=== Begin Enclosure ===
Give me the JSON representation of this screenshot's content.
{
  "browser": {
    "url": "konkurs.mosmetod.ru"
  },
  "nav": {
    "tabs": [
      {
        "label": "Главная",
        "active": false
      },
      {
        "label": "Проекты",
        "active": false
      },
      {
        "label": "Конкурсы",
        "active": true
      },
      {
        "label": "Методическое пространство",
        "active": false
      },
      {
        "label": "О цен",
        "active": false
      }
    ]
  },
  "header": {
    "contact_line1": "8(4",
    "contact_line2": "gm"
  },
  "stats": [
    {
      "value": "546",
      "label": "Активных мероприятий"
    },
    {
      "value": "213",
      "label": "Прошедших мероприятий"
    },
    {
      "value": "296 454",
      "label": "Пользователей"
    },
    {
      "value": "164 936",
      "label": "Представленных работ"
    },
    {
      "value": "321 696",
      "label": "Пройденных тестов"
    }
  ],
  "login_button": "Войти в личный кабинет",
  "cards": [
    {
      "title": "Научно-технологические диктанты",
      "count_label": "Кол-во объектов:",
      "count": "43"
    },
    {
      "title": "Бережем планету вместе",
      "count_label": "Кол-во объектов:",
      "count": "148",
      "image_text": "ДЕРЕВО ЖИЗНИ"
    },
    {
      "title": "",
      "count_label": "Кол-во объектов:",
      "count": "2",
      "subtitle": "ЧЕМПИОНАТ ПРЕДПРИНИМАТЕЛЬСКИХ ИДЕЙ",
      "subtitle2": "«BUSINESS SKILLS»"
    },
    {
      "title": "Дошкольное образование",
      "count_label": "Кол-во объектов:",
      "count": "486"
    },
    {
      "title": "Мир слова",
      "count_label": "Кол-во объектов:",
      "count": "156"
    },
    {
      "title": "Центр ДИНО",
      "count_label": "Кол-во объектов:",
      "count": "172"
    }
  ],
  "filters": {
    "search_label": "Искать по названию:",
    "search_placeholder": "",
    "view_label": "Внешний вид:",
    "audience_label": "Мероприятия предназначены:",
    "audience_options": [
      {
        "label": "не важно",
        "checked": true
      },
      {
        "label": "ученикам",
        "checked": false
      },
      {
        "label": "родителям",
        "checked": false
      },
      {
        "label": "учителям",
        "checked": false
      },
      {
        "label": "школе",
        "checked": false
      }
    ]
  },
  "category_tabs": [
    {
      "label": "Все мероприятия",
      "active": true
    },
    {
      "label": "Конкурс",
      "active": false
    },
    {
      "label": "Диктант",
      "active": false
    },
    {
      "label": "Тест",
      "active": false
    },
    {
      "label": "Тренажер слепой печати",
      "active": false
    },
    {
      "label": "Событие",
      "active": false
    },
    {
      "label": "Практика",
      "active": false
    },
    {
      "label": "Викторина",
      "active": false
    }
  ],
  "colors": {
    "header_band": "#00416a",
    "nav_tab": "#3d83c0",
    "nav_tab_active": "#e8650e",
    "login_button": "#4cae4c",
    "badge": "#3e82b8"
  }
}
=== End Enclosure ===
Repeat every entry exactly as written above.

= TASK ANSWER =
Give me the JSON representation of this screenshot's content.
{
  "browser": {
    "url": "konkurs.mosmetod.ru"
  },
  "nav": {
    "tabs": [
      {
        "label": "Главная",
        "active": false
      },
      {
        "label": "Проекты",
        "active": false
      },
      {
        "label": "Конкурсы",
        "active": true
      },
      {
        "label": "Методическое пространство",
        "active": false
      },
      {
        "label": "О цен",
        "active": false
      }
    ]
  },
  "header": {
    "contact_line1": "8(4",
    "contact_line2": "gm"
  },
  "stats": [
    {
      "value": "546",
      "label": "Активных мероприятий"
    },
    {
      "value": "213",
      "label": "Прошедших мероприятий"
    },
    {
      "value": "296 454",
      "label": "Пользователей"
    },
    {
      "value": "164 936",
      "label": "Представленных работ"
    },
    {
      "value": "321 696",
      "label": "Пройденных тестов"
    }
  ],
  "login_button": "Войти в личный кабинет",
  "cards": [
    {
      "title": "Научно-технологические диктанты",
      "count_label": "Кол-во объектов:",
      "count": "43"
    },
    {
      "title": "Бережем планету вместе",
      "count_label": "Кол-во объектов:",
      "count": "148",
      "image_text": "ДЕРЕВО ЖИЗНИ"
    },
    {
      "title": "",
      "count_label": "Кол-во объектов:",
      "count": "2",
      "subtitle": "ЧЕМПИОНАТ ПРЕДПРИНИМАТЕЛЬСКИХ ИДЕЙ",
      "subtitle2": "«BUSINESS SKILLS»"
    },
    {
      "title": "Дошкольное образование",
      "count_label": "Кол-во объектов:",
      "count": "486"
    },
    {
      "title": "Мир слова",
      "count_label": "Кол-во объектов:",
      "count": "156"
    },
    {
      "title": "Центр ДИНО",
      "count_label": "Кол-во объектов:",
      "count": "172"
    }
  ],
  "filters": {
    "search_label": "Искать по названию:",
    "search_placeholder": "",
    "view_label": "Внешний вид:",
    "audience_label": "Мероприятия предназначены:",
    "audience_options": [
      {
        "label": "не важно",
        "checked": true
      },
      {
        "label": "ученикам",
        "checked": false
      },
      {
        "label": "родителям",
        "checked": false
      },
      {
        "label": "учителям",
        "checked": false
      },
      {
        "label": "школе",
        "checked": false
      }
    ]
  },
  "category_tabs": [
    {
      "label": "Все мероприятия",
      "active": true
    },
    {
      "label": "Конкурс",
      "active": false
    },
    {
      "label": "Диктант",
      "active": false
    },
    {
      "label": "Тест",
      "active": false
    },
    {
      "label": "Тренажер слепой печати",
      "active": false
    },
    {
      "label": "Событие",
      "active": false
    },
    {
      "label": "Практика",
      "active": false
    },
    {
      "label": "Викторина",
      "active": false
    }
  ],
  "colors": {
    "header_band": "#00416a",
    "nav_tab": "#3d83c0",
    "nav_tab_active": "#e8650e",
    "login_button": "#4cae4c",
    "badge": "#3e82b8"
  }
}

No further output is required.